▶ **Your task**
Output the line that contains "Extract the structured", then every line beneath it through the end of the records, exactly as given and with no other lines.

▶ **Dataset content**
###

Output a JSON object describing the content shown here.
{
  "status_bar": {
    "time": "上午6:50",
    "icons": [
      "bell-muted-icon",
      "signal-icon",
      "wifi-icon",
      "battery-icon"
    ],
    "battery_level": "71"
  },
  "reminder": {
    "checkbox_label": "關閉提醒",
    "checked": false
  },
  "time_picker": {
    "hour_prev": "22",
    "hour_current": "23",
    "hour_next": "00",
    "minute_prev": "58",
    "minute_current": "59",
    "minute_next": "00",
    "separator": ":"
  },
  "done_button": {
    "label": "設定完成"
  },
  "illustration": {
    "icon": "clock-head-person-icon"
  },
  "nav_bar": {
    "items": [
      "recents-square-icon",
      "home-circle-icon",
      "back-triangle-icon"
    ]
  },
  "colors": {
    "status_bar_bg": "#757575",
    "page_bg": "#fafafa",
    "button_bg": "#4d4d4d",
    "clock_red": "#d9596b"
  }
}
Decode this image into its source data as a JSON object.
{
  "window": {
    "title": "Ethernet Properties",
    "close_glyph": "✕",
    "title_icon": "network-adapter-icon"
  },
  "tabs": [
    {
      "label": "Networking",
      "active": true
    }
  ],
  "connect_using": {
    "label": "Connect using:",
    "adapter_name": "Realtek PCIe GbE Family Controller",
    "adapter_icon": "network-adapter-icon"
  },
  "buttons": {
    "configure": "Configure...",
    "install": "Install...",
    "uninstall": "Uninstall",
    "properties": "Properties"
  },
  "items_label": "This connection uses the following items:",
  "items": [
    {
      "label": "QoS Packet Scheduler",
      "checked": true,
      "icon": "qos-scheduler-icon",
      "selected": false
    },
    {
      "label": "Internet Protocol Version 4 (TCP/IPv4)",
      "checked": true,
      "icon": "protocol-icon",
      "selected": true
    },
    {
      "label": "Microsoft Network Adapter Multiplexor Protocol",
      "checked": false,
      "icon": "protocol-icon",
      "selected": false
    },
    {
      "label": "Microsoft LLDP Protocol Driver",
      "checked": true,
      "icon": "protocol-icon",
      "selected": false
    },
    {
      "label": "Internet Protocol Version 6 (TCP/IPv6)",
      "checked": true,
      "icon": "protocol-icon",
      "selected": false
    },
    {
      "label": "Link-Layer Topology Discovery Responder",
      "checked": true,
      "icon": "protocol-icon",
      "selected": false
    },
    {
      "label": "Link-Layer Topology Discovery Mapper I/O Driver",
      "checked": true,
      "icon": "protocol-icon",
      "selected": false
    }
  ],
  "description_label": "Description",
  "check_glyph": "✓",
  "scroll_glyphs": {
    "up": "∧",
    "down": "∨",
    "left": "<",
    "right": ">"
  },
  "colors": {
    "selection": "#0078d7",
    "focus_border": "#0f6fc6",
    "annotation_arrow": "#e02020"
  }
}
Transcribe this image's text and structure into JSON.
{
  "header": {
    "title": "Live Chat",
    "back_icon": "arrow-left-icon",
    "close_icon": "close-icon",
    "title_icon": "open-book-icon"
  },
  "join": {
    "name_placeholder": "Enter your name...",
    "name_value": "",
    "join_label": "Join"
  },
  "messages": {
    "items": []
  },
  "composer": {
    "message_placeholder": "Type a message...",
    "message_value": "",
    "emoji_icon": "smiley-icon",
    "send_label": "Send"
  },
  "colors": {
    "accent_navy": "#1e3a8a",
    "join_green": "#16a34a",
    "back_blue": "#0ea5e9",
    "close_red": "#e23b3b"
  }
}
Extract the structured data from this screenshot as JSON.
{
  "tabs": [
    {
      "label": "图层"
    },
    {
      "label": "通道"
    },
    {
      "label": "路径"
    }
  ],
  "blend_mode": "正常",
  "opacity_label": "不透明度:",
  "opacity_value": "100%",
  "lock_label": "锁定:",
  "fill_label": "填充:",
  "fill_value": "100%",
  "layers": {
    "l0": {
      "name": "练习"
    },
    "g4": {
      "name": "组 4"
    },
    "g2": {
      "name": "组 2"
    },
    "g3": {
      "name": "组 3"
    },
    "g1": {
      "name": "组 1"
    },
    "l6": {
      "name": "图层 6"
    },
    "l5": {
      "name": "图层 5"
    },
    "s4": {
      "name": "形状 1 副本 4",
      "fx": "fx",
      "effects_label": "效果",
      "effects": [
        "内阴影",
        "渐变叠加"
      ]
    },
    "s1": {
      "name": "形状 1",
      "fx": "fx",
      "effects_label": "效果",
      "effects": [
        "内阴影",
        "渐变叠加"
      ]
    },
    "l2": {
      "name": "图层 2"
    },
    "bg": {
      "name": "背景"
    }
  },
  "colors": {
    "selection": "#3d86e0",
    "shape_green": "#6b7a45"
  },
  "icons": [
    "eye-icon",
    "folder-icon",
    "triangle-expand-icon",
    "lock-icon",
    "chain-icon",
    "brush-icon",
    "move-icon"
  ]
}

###

▶ **Solution to the exercise**
Extract the structured data from this screenshot as JSON.
{
  "tabs": [
    {
      "label": "图层"
    },
    {
      "label": "通道"
    },
    {
      "label": "路径"
    }
  ],
  "blend_mode": "正常",
  "opacity_label": "不透明度:",
  "opacity_value": "100%",
  "lock_label": "锁定:",
  "fill_label": "填充:",
  "fill_value": "100%",
  "layers": {
    "l0": {
      "name": "练习"
    },
    "g4": {
      "name": "组 4"
    },
    "g2": {
      "name": "组 2"
    },
    "g3": {
      "name": "组 3"
    },
    "g1": {
      "name": "组 1"
    },
    "l6": {
      "name": "图层 6"
    },
    "l5": {
      "name": "图层 5"
    },
    "s4": {
      "name": "形状 1 副本 4",
      "fx": "fx",
      "effects_label": "效果",
      "effects": [
        "内阴影",
        "渐变叠加"
      ]
    },
    "s1": {
      "name": "形状 1",
      "fx": "fx",
      "effects_label": "效果",
      "effects": [
        "内阴影",
        "渐变叠加"
      ]
    },
    "l2": {
      "name": "图层 2"
    },
    "bg": {
      "name": "背景"
    }
  },
  "colors": {
    "selection": "#3d86e0",
    "shape_green": "#6b7a45"
  },
  "icons": [
    "eye-icon",
    "folder-icon",
    "triangle-expand-icon",
    "lock-icon",
    "chain-icon",
    "brush-icon",
    "move-icon"
  ]
}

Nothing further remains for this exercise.